# Website and app data records
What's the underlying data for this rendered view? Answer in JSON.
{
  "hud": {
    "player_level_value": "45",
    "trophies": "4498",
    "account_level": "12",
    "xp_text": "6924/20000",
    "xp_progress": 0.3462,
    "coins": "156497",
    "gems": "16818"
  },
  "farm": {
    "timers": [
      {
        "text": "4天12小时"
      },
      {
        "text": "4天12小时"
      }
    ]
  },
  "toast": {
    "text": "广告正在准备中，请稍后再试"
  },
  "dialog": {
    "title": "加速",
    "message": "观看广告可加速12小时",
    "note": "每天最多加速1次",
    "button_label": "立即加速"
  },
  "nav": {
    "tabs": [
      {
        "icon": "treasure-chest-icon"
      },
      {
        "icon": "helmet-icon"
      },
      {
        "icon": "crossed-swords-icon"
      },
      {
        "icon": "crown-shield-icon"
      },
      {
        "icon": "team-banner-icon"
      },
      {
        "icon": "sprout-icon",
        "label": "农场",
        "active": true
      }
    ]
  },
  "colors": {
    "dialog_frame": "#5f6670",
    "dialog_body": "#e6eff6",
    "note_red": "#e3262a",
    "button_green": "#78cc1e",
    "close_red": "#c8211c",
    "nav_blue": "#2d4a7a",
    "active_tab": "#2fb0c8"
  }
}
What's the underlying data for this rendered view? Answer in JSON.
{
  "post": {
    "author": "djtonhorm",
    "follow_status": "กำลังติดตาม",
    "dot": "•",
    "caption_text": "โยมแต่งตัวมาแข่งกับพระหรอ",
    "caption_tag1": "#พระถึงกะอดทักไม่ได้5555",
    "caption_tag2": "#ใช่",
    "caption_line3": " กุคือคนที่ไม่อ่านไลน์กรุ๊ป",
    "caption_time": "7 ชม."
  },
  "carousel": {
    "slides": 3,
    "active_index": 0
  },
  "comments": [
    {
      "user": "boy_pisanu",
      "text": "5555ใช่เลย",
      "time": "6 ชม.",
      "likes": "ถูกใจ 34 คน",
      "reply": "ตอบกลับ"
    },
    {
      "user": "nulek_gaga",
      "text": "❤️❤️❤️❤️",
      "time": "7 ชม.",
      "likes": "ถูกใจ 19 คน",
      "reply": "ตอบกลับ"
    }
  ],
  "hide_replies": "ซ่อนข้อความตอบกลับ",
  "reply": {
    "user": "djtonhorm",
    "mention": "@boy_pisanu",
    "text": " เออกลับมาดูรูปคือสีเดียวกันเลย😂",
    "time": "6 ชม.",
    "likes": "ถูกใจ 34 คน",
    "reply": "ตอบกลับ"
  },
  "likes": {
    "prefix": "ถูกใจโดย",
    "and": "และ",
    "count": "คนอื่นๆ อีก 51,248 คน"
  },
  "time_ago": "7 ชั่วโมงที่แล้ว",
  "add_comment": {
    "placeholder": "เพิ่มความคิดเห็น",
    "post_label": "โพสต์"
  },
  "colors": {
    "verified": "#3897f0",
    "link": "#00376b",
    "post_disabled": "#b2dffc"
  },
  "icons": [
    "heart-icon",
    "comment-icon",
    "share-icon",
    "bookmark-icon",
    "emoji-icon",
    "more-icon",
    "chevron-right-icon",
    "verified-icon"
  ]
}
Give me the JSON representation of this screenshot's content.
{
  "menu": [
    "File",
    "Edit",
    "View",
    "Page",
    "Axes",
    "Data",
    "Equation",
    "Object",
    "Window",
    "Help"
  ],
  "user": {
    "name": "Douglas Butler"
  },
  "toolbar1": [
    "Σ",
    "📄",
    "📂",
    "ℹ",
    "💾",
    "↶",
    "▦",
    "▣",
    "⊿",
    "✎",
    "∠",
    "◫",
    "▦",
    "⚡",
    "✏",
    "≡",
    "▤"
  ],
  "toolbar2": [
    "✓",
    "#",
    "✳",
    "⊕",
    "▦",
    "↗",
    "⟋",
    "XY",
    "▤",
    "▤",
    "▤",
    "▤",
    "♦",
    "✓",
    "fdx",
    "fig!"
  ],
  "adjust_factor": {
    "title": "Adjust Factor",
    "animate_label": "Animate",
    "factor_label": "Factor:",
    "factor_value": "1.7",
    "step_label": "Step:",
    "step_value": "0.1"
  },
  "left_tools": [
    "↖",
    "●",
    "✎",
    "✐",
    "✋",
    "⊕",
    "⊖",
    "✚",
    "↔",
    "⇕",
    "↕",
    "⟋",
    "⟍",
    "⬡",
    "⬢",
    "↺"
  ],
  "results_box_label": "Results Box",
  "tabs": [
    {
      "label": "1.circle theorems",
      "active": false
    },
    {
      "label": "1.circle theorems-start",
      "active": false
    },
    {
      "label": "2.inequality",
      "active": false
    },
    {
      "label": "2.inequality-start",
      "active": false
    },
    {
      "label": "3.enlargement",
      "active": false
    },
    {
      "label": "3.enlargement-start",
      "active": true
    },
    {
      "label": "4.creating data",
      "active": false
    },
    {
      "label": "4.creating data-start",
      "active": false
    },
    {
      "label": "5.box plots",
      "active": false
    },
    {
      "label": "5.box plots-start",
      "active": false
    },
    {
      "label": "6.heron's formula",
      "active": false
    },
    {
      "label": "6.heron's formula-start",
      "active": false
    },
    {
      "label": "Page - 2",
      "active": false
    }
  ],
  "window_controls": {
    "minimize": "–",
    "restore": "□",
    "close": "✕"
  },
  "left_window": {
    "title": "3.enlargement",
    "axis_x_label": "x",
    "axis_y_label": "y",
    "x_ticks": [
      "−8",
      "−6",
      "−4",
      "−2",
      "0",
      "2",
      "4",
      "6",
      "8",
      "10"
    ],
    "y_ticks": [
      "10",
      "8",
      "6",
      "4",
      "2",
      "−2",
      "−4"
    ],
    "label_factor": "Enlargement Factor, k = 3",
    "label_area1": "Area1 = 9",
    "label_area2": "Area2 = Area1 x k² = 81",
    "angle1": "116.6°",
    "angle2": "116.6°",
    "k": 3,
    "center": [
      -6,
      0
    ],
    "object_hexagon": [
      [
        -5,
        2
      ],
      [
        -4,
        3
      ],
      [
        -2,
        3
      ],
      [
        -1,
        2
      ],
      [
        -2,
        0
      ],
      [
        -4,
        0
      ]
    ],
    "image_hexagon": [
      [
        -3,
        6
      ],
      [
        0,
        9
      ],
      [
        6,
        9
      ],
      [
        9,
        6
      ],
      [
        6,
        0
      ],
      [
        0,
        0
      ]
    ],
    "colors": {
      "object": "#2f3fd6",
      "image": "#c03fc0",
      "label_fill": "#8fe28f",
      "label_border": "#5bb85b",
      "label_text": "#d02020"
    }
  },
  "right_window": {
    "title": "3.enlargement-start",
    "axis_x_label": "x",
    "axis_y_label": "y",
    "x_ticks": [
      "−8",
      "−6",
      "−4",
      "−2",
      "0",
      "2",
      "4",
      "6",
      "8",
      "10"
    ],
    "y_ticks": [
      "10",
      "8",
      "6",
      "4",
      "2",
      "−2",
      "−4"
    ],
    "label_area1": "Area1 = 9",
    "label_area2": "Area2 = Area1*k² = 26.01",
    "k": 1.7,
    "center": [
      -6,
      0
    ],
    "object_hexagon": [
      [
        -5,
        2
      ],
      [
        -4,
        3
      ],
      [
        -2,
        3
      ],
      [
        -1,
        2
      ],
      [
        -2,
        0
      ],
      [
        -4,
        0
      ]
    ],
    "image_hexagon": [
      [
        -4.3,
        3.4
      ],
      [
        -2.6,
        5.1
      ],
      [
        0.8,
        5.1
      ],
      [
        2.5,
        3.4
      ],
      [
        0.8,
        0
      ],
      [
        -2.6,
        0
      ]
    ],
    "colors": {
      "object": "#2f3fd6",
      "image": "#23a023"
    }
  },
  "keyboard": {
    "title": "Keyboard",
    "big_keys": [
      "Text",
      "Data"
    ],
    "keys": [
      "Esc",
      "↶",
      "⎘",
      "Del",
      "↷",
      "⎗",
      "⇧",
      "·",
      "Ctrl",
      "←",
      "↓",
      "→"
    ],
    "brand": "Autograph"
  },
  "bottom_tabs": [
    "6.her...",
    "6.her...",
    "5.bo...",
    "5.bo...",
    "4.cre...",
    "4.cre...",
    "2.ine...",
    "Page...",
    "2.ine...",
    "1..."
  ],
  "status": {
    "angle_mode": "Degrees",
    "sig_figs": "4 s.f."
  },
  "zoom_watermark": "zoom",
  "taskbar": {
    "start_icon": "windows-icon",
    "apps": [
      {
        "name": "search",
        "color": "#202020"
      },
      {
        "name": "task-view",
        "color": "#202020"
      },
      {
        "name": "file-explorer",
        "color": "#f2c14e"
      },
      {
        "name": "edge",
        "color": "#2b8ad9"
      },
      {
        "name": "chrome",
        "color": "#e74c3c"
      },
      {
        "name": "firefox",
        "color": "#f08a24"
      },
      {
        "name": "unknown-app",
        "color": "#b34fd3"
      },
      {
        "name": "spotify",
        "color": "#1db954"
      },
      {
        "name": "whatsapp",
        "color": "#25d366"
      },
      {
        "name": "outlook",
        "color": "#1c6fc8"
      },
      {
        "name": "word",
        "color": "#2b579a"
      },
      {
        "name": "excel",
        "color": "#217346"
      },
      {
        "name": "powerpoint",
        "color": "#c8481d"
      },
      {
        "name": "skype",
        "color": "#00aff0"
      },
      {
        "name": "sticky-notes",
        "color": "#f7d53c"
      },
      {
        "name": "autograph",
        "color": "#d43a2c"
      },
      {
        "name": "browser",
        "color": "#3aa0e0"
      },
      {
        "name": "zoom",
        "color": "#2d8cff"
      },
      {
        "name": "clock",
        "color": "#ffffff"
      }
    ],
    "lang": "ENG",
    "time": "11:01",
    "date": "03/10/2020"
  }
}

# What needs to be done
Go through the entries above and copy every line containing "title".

# Response to the exercise
    "title": "加速",
    "title": "Adjust Factor",
    "title": "3.enlargement",
    "title": "3.enlargement-start",
    "title": "Keyboard",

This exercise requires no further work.